Exercise inputs:
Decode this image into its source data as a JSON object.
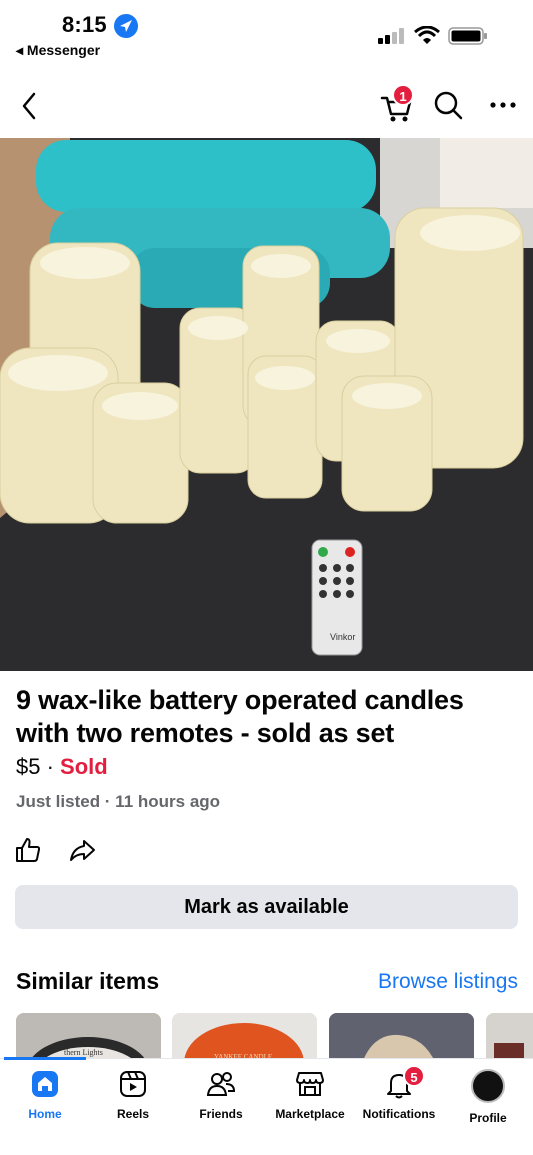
{
  "status_bar": {
    "time": "8:15",
    "back_app": "◂ Messenger"
  },
  "top_nav": {
    "cart_count": "1"
  },
  "listing": {
    "title": "9 wax-like battery operated candles with two remotes - sold as set",
    "price": "$5",
    "separator": " · ",
    "status": "Sold",
    "meta": "Just listed · 11 hours ago",
    "primary_action": "Mark as available",
    "photo_remote_brand": "Vinkor"
  },
  "similar": {
    "title": "Similar items",
    "browse_label": "Browse listings",
    "thumb_texts": [
      "thern Lights",
      "YANKEE CANDLE"
    ]
  },
  "tab_bar": {
    "items": [
      {
        "label": "Home",
        "icon": "home-icon",
        "active": true
      },
      {
        "label": "Reels",
        "icon": "reels-icon"
      },
      {
        "label": "Friends",
        "icon": "friends-icon"
      },
      {
        "label": "Marketplace",
        "icon": "marketplace-icon"
      },
      {
        "label": "Notifications",
        "icon": "bell-icon",
        "badge": "5"
      },
      {
        "label": "Profile",
        "icon": "profile-avatar"
      }
    ]
  },
  "colors": {
    "accent": "#1877f2",
    "sold": "#e41e3f",
    "button_bg": "#e4e6eb"
  }
}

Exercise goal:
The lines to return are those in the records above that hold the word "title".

Output for this exercise:
    "title": "9 wax-like battery operated candles with two remotes - sold as set",
    "title": "Similar items",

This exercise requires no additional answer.